▸ AVAILABLE RECORDS
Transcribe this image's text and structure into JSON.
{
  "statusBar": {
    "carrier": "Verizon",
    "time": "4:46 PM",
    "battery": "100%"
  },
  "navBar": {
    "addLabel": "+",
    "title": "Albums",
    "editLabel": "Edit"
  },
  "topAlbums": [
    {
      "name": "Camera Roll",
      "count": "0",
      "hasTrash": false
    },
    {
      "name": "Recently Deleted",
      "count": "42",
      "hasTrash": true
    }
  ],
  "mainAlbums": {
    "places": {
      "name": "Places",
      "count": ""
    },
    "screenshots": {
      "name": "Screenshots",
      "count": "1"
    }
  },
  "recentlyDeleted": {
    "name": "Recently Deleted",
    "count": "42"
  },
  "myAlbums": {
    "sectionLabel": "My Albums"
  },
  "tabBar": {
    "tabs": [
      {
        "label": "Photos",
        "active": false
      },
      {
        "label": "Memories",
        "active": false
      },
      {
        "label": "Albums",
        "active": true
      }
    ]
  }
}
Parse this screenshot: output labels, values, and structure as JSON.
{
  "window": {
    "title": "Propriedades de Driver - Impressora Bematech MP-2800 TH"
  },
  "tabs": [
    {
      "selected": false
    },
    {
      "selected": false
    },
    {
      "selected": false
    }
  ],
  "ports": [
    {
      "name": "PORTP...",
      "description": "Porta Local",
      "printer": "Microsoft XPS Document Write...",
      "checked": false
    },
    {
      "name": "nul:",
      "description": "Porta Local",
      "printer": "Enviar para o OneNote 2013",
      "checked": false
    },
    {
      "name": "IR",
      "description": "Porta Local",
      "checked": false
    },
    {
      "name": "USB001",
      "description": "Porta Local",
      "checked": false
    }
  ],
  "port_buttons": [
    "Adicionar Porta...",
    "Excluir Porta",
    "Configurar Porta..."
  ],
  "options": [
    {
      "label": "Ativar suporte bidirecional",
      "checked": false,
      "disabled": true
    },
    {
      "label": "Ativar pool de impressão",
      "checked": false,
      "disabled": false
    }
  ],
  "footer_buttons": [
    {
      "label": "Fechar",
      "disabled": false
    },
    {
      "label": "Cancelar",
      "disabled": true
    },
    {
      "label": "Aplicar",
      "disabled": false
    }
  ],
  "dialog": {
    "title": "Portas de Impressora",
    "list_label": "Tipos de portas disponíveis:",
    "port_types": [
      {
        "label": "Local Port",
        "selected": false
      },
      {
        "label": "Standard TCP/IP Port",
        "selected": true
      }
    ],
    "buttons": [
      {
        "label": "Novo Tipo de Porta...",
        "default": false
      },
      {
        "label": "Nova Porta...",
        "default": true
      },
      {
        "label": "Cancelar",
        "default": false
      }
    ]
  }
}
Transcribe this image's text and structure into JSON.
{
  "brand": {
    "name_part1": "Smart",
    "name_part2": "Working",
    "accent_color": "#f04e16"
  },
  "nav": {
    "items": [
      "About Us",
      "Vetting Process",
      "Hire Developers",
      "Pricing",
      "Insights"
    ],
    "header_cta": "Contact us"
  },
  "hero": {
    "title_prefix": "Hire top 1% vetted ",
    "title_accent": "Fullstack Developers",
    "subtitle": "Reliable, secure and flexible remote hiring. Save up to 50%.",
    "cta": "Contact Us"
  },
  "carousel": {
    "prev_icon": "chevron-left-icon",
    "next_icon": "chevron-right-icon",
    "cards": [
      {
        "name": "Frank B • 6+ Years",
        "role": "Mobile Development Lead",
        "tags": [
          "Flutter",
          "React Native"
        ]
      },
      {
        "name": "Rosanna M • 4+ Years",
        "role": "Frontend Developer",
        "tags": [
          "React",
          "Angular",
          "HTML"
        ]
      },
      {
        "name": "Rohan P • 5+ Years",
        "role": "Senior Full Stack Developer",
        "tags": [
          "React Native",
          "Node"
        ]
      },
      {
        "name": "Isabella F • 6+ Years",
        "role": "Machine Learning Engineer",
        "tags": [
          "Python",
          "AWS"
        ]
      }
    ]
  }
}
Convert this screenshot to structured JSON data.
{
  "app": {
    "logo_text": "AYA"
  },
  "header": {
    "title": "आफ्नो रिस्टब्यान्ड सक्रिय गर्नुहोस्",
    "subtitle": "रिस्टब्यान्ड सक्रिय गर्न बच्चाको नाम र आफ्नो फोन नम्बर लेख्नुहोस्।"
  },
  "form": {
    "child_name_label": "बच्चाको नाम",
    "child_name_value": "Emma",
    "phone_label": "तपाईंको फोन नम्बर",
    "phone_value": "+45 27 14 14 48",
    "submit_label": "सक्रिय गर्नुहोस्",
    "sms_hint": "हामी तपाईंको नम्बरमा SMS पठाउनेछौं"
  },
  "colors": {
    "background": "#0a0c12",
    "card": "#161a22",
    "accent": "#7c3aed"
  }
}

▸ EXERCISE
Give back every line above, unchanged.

▸ COMPLETED EXERCISE
Transcribe this image's text and structure into JSON.
{
  "statusBar": {
    "carrier": "Verizon",
    "time": "4:46 PM",
    "battery": "100%"
  },
  "navBar": {
    "addLabel": "+",
    "title": "Albums",
    "editLabel": "Edit"
  },
  "topAlbums": [
    {
      "name": "Camera Roll",
      "count": "0",
      "hasTrash": false
    },
    {
      "name": "Recently Deleted",
      "count": "42",
      "hasTrash": true
    }
  ],
  "mainAlbums": {
    "places": {
      "name": "Places",
      "count": ""
    },
    "screenshots": {
      "name": "Screenshots",
      "count": "1"
    }
  },
  "recentlyDeleted": {
    "name": "Recently Deleted",
    "count": "42"
  },
  "myAlbums": {
    "sectionLabel": "My Albums"
  },
  "tabBar": {
    "tabs": [
      {
        "label": "Photos",
        "active": false
      },
      {
        "label": "Memories",
        "active": false
      },
      {
        "label": "Albums",
        "active": true
      }
    ]
  }
}
Parse this screenshot: output labels, values, and structure as JSON.
{
  "window": {
    "title": "Propriedades de Driver - Impressora Bematech MP-2800 TH"
  },
  "tabs": [
    {
      "selected": false
    },
    {
      "selected": false
    },
    {
      "selected": false
    }
  ],
  "ports": [
    {
      "name": "PORTP...",
      "description": "Porta Local",
      "printer": "Microsoft XPS Document Write...",
      "checked": false
    },
    {
      "name": "nul:",
      "description": "Porta Local",
      "printer": "Enviar para o OneNote 2013",
      "checked": false
    },
    {
      "name": "IR",
      "description": "Porta Local",
      "checked": false
    },
    {
      "name": "USB001",
      "description": "Porta Local",
      "checked": false
    }
  ],
  "port_buttons": [
    "Adicionar Porta...",
    "Excluir Porta",
    "Configurar Porta..."
  ],
  "options": [
    {
      "label": "Ativar suporte bidirecional",
      "checked": false,
      "disabled": true
    },
    {
      "label": "Ativar pool de impressão",
      "checked": false,
      "disabled": false
    }
  ],
  "footer_buttons": [
    {
      "label": "Fechar",
      "disabled": false
    },
    {
      "label": "Cancelar",
      "disabled": true
    },
    {
      "label": "Aplicar",
      "disabled": false
    }
  ],
  "dialog": {
    "title": "Portas de Impressora",
    "list_label": "Tipos de portas disponíveis:",
    "port_types": [
      {
        "label": "Local Port",
        "selected": false
      },
      {
        "label": "Standard TCP/IP Port",
        "selected": true
      }
    ],
    "buttons": [
      {
        "label": "Novo Tipo de Porta...",
        "default": false
      },
      {
        "label": "Nova Porta...",
        "default": true
      },
      {
        "label": "Cancelar",
        "default": false
      }
    ]
  }
}
Transcribe this image's text and structure into JSON.
{
  "brand": {
    "name_part1": "Smart",
    "name_part2": "Working",
    "accent_color": "#f04e16"
  },
  "nav": {
    "items": [
      "About Us",
      "Vetting Process",
      "Hire Developers",
      "Pricing",
      "Insights"
    ],
    "header_cta": "Contact us"
  },
  "hero": {
    "title_prefix": "Hire top 1% vetted ",
    "title_accent": "Fullstack Developers",
    "subtitle": "Reliable, secure and flexible remote hiring. Save up to 50%.",
    "cta": "Contact Us"
  },
  "carousel": {
    "prev_icon": "chevron-left-icon",
    "next_icon": "chevron-right-icon",
    "cards": [
      {
        "name": "Frank B • 6+ Years",
        "role": "Mobile Development Lead",
        "tags": [
          "Flutter",
          "React Native"
        ]
      },
      {
        "name": "Rosanna M • 4+ Years",
        "role": "Frontend Developer",
        "tags": [
          "React",
          "Angular",
          "HTML"
        ]
      },
      {
        "name": "Rohan P • 5+ Years",
        "role": "Senior Full Stack Developer",
        "tags": [
          "React Native",
          "Node"
        ]
      },
      {
        "name": "Isabella F • 6+ Years",
        "role": "Machine Learning Engineer",
        "tags": [
          "Python",
          "AWS"
        ]
      }
    ]
  }
}
Convert this screenshot to structured JSON data.
{
  "app": {
    "logo_text": "AYA"
  },
  "header": {
    "title": "आफ्नो रिस्टब्यान्ड सक्रिय गर्नुहोस्",
    "subtitle": "रिस्टब्यान्ड सक्रिय गर्न बच्चाको नाम र आफ्नो फोन नम्बर लेख्नुहोस्।"
  },
  "form": {
    "child_name_label": "बच्चाको नाम",
    "child_name_value": "Emma",
    "phone_label": "तपाईंको फोन नम्बर",
    "phone_value": "+45 27 14 14 48",
    "submit_label": "सक्रिय गर्नुहोस्",
    "sms_hint": "हामी तपाईंको नम्बरमा SMS पठाउनेछौं"
  },
  "colors": {
    "background": "#0a0c12",
    "card": "#161a22",
    "accent": "#7c3aed"
  }
}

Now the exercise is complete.